‘eKnowledge’ Prepares Servicemembers, Family Members for Academic Rigors
By John J. Kruzel
American Forces Press Service
WASHINGTON, Aug. 1, 2007 A company that makes test-preparation products for students gearing up for college entrance exams is offering free materials to servicemembers and their families, sacrificing a chunk of its bottom line for those on the front lines.
eKnowledge is an online- and CD-ROM-based learning program that teaches test-taking techniques for the Scholastic Aptitude Test, or SAT, and American College Test, or ACT, among others. The company plans to expand its coverage soon by offering complimentary programs to Junior ROTC members.
Charlie Beall, eKnowledge chief executive officer and a former Marine, served during the Vietnam era as a second lieutenant.
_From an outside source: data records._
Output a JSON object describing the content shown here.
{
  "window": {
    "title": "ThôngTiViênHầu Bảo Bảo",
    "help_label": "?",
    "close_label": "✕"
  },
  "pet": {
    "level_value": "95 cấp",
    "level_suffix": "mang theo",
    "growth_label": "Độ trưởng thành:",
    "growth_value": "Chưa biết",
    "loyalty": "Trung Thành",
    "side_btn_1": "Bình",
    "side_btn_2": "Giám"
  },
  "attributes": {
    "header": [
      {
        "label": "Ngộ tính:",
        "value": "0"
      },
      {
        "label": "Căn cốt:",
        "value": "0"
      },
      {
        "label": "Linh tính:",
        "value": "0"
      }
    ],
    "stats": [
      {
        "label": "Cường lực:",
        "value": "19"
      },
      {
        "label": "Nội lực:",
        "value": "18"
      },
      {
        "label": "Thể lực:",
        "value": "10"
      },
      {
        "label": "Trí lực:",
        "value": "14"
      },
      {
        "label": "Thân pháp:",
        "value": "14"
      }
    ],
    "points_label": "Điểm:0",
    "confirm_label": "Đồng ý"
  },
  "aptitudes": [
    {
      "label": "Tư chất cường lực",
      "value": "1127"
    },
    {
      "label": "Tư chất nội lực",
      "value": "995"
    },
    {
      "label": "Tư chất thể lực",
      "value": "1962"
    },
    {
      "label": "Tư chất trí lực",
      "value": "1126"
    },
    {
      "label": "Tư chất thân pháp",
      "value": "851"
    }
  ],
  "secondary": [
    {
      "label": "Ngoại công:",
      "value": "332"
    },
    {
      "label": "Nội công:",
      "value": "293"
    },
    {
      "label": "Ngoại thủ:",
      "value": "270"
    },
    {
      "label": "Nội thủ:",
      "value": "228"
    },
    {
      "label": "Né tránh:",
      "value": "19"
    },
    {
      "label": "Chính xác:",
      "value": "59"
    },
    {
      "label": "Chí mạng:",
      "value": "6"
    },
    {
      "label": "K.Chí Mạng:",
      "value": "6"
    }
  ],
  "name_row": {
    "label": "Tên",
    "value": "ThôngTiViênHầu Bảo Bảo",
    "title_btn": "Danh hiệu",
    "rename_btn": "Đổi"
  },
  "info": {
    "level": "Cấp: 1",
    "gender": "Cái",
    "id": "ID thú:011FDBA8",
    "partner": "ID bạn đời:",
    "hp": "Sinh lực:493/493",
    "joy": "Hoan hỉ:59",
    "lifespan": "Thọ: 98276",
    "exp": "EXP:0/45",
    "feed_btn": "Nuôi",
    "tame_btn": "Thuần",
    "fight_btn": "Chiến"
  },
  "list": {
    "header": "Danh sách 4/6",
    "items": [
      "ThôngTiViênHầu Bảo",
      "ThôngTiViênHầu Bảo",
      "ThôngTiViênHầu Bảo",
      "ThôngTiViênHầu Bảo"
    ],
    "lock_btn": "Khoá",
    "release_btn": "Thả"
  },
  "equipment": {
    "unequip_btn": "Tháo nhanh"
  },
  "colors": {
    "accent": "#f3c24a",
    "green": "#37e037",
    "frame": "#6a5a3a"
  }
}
He said he has sympathy for servicemembers whose income might be strained by $300 or $400 price tags attached to premium test-prep products.
“A sergeant in the Air Force stationed in Singapore who’s got a couple of teenage kids that are getting ready to go to college can’t afford $400 or $500 apiece for these test-preparation products,” Beall said. “A lot of these folks have children in the JROTC program, so they’re going to have help with tuition because they’re going to go to school on ROTC scholarships.
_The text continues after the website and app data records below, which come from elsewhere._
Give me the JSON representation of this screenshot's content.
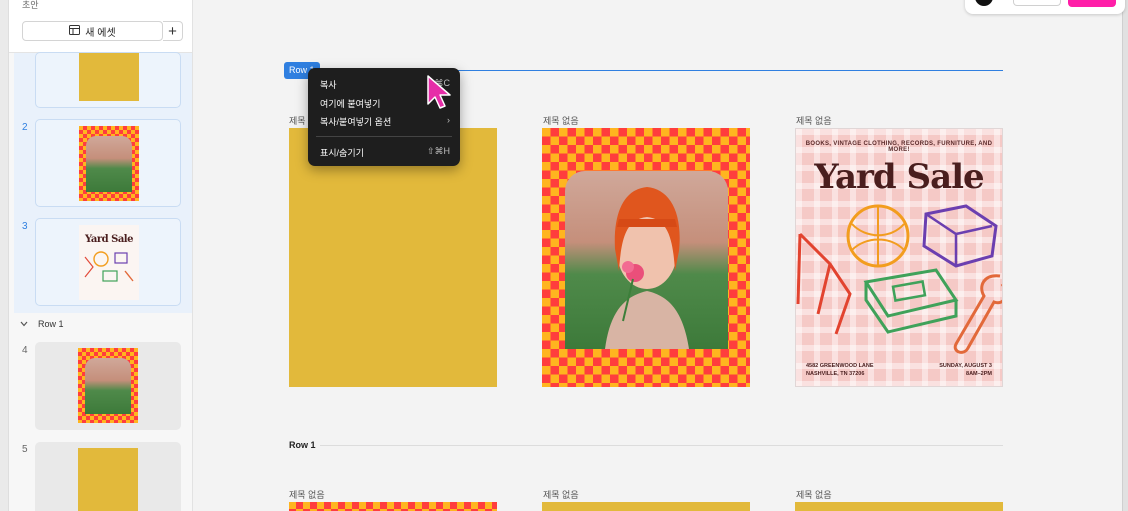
{
  "sidebar": {
    "title": "초안",
    "new_asset_label": "새 에셋",
    "add_label": "+",
    "pages": [
      {
        "num": "",
        "type": "yellow"
      },
      {
        "num": "2",
        "type": "photo"
      },
      {
        "num": "3",
        "type": "yard-sale"
      },
      {
        "num": "4",
        "type": "photo"
      },
      {
        "num": "5",
        "type": "yellow"
      }
    ],
    "row_group_label": "Row 1",
    "thumb_yard_title": "Yard Sale"
  },
  "canvas": {
    "selected_row_chip": "Row 1",
    "row1_items": [
      {
        "title": "제목 없음"
      },
      {
        "title": "제목 없음"
      },
      {
        "title": "제목 없음"
      }
    ],
    "row2_label": "Row 1",
    "row2_items": [
      {
        "title": "제목 없음"
      },
      {
        "title": "제목 없음"
      },
      {
        "title": "제목 없음"
      }
    ]
  },
  "yard_sale": {
    "tagline": "BOOKS, VINTAGE CLOTHING, RECORDS, FURNITURE, AND MORE!",
    "title": "Yard Sale",
    "address_line1": "4582 GREENWOOD LANE",
    "address_line2": "NASHVILLE, TN 37206",
    "date_line1": "SUNDAY, AUGUST 3",
    "date_line2": "8AM–2PM"
  },
  "context_menu": {
    "items": [
      {
        "label": "복사",
        "shortcut": "⌘C"
      },
      {
        "label": "여기에 붙여넣기",
        "shortcut": ""
      },
      {
        "label": "복사/붙여넣기 옵션",
        "shortcut": "›"
      },
      {
        "label": "표시/숨기기",
        "shortcut": "⇧⌘H"
      }
    ]
  },
  "colors": {
    "accent_blue": "#2f7fe0",
    "brand_pink": "#ff1ea8",
    "poster_yellow": "#e2b93b",
    "checker_red": "#ff3d3d",
    "checker_orange": "#ffb51f"
  }
}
“But that doesn’t help them financially with their ACT and SAT test preparation, which ultimately is going to have an influence on which schools they can go to,” he added.
SAT and ACT exam scores often weigh heavily in college admission judgments and can tip the scales toward an applicant’s acceptance or rejection. Beall estimates students improve their scores 30 to 40 percent when they prepare with eKnowledge products, compared to those who don’t use a premium-prep program.
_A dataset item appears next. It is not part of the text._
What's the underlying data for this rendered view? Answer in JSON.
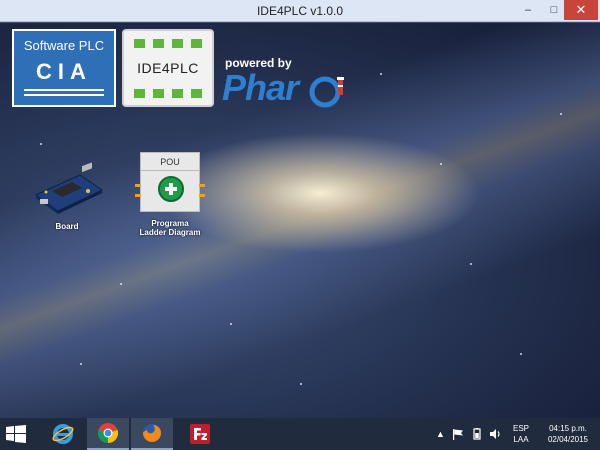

A group of National Football League players last year heard through their agency, Victory Sports Group, about eKnowledge’s plan to donate study materials to boost troops’ and their family members’ chances at gaining admission to choice schools.
The seven NFL players -- Mark Anderson of the Chicago Bears, Jon Bradley of the Tampa Bay Buccaneers, Garrick Jones of the Atlanta Falcons, Corey Williams of the Green Bay Packers, Jason Radar of the Miami Dolphins, Ahmaad Galloway of the San Diego Chargers, and Scott Young of the Philadelphia Eagles -- jumped at the chance to support servicemembers and their families.
With the football players’ help, eKnowledge donated $6.9 million worth of multimedia SAT/ACT preparation materials.
Young said he was inspired to team with eKnowledge because of Jake Johnson, Young’s best friend since high school. As a Marine, Johnson spent four years serving in Operation Iraqi Freedom.
“When people are willing to put their lives on hold to serve and protect the U.S., our freedoms (and) everything we know as a country, it’s the least we can do to help these people in the military come home and get back to a civilian lifestyle, to get back and get that little jumpstart into education,” Young said.
“I think it is owed by the civilian population to help out people who are fighting for us and risking their lives and the families (who) are right there with them,” he said.
eKnowledge and NFL participants have donated more than 48,000 test preparation CDs and DVDs, and received roughly 20,000 thank you notes from satisfied troops. One note was even postmarked from Africa, where a servicemember was stationed.
“As a military parent residing in Kenya,” Air Force Maj. Douglas McClain wrote, “I truly appreciate the opportunity to obtain these products for my daughter who attends the international school here.
“This program will guarantee that she has current material to prepare for the SAT and ACT,” the note said. “Thanks from an Air Force major who is trying to serve his country and also take care of his family.”
Servicemembers interested in receiving free eKnowledge products can complete an online request form at www.militaryhomefront.dod.mil by following the link to "Donation: VSG/NFL Players," and Junior ROTC cadets should visit sat.eknowledge.com/JROTC. Requests can also be made by calling eKnowledge at 951-256-4076 or via e-mail at firstname.lastname@example.org.